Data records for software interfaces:
=== Begin Enclosure ===
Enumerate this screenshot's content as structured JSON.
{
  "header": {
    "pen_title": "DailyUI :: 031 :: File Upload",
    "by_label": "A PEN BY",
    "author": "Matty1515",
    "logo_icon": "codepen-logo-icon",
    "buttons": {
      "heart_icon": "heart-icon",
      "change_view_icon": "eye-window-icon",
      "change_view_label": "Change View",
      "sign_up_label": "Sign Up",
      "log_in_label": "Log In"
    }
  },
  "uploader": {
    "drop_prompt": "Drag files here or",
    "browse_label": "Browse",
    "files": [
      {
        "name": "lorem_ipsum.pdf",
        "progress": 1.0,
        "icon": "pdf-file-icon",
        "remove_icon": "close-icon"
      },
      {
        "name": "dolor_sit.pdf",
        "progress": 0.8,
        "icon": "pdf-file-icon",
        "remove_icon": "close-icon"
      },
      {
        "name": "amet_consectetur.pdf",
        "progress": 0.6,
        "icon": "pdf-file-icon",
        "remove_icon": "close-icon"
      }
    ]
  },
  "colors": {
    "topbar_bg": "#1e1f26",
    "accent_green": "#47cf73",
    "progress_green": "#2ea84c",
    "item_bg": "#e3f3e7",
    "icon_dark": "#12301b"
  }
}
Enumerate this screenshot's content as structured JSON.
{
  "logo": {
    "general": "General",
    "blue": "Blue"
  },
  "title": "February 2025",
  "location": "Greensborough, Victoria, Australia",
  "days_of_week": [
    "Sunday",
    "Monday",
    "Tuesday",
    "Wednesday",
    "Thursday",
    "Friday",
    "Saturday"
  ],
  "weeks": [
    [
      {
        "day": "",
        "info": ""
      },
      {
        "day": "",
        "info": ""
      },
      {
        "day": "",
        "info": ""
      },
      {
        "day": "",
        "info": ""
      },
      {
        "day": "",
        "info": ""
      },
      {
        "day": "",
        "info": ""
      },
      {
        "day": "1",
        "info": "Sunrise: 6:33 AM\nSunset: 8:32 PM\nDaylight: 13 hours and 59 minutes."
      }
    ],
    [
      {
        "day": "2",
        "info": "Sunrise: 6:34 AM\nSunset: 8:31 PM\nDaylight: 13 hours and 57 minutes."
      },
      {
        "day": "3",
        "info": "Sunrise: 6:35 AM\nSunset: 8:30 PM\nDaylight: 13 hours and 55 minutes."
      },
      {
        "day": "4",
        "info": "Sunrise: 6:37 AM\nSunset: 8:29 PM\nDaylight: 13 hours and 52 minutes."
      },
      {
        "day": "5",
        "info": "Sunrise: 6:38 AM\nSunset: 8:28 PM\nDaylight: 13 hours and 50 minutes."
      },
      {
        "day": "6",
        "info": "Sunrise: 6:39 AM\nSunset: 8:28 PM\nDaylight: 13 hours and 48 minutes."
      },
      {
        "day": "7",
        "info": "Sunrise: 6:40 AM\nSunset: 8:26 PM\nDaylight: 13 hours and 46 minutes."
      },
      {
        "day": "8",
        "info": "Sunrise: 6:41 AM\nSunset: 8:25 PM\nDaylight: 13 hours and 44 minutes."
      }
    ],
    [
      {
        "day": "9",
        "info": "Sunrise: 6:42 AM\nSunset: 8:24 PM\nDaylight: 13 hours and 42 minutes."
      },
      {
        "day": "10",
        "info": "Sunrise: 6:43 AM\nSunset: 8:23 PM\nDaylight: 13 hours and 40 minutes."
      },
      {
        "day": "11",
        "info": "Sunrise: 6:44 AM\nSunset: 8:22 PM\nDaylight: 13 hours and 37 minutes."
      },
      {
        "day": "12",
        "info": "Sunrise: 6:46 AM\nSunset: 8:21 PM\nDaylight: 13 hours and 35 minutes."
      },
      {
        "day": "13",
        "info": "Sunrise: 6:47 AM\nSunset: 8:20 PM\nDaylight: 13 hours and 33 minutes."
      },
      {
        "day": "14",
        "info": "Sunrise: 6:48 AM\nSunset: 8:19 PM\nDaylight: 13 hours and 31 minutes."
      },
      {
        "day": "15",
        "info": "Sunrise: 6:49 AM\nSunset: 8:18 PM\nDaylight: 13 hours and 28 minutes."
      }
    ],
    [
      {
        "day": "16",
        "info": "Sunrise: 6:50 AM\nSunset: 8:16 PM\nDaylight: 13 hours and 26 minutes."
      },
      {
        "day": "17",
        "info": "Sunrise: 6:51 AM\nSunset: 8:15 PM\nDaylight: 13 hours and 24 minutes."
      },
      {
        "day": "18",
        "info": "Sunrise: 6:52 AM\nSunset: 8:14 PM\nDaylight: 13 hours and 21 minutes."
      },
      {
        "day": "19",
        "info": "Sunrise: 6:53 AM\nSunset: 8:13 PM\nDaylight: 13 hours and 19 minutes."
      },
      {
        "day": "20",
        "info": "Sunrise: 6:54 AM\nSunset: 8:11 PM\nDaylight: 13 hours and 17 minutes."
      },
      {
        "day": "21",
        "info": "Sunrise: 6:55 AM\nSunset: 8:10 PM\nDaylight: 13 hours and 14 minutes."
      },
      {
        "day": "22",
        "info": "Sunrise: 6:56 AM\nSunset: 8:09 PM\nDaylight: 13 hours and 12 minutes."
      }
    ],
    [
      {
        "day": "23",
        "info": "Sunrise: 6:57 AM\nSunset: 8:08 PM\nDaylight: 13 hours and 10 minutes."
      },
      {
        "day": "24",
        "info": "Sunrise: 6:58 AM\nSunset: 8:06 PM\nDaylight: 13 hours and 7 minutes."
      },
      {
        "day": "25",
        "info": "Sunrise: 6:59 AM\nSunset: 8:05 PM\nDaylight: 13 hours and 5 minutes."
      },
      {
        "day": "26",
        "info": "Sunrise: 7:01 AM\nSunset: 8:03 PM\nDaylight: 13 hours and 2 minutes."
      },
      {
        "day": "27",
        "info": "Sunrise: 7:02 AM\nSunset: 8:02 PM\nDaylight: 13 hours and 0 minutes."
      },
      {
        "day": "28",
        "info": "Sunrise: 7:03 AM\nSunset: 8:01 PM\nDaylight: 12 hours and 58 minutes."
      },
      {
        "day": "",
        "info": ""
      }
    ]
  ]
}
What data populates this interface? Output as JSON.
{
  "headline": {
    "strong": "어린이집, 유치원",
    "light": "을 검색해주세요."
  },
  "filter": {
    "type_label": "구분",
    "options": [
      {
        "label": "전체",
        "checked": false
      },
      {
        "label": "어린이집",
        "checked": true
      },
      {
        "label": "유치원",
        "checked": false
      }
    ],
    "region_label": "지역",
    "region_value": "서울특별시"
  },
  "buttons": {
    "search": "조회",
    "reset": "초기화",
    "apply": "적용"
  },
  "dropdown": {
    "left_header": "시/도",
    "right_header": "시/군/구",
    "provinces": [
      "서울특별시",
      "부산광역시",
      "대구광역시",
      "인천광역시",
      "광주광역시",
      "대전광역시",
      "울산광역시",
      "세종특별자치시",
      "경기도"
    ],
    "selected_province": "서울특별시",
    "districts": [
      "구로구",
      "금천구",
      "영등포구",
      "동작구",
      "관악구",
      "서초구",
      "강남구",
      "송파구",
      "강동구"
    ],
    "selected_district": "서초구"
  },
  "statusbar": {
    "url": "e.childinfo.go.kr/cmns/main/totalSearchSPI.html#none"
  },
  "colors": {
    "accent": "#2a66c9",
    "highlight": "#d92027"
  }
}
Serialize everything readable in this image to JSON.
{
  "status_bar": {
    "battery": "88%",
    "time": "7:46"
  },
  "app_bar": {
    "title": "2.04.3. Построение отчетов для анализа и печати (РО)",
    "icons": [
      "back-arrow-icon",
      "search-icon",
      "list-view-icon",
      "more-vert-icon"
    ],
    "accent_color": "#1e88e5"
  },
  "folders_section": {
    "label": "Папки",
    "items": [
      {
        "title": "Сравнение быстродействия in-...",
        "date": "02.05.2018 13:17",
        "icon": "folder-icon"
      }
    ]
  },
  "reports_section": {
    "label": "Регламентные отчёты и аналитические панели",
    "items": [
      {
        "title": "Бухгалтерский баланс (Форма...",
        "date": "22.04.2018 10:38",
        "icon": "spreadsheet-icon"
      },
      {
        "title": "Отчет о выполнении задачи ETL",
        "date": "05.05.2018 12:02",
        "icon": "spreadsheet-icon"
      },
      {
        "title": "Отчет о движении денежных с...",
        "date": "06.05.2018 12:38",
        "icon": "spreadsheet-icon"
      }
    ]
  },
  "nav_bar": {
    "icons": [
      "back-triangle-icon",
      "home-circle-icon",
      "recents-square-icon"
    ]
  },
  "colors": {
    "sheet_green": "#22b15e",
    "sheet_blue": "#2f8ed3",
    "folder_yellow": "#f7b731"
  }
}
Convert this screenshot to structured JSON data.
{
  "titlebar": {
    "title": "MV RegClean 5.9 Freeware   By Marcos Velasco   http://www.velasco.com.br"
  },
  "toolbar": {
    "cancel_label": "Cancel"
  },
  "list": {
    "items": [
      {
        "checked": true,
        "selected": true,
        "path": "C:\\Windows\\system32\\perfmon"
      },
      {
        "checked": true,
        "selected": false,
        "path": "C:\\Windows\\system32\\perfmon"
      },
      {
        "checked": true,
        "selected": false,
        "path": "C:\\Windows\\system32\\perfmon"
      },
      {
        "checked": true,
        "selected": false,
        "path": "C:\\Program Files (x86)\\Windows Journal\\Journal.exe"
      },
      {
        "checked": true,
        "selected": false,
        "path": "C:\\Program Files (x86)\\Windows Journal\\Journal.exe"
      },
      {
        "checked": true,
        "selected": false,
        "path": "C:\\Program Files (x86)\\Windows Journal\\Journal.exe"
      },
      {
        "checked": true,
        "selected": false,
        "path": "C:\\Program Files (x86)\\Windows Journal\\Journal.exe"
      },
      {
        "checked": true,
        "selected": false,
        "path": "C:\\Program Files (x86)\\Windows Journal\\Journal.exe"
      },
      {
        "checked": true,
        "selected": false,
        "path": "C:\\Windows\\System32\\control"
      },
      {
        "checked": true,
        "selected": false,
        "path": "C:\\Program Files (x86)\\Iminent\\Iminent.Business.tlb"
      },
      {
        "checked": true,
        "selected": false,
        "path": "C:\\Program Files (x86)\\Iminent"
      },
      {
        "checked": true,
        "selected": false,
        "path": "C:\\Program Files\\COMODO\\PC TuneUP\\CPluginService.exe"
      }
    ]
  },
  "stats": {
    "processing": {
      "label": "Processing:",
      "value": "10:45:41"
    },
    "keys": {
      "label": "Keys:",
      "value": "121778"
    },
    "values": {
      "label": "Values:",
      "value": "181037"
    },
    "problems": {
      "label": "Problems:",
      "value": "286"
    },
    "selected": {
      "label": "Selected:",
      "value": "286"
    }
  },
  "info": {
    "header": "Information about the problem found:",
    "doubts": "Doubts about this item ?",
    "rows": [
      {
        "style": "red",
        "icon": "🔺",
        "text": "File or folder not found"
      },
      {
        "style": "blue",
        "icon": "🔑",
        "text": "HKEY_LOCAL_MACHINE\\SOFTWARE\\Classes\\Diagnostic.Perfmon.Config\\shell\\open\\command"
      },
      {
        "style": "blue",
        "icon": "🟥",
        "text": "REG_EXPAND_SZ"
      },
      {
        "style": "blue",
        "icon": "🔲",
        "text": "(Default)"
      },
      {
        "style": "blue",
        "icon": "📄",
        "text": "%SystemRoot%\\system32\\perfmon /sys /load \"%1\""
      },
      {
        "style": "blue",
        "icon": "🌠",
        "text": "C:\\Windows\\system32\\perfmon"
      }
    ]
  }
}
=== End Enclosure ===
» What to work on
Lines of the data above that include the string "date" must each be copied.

» Answer box
        "date": "02.05.2018 13:17",
        "date": "22.04.2018 10:38",
        "date": "05.05.2018 12:02",
        "date": "06.05.2018 12:38",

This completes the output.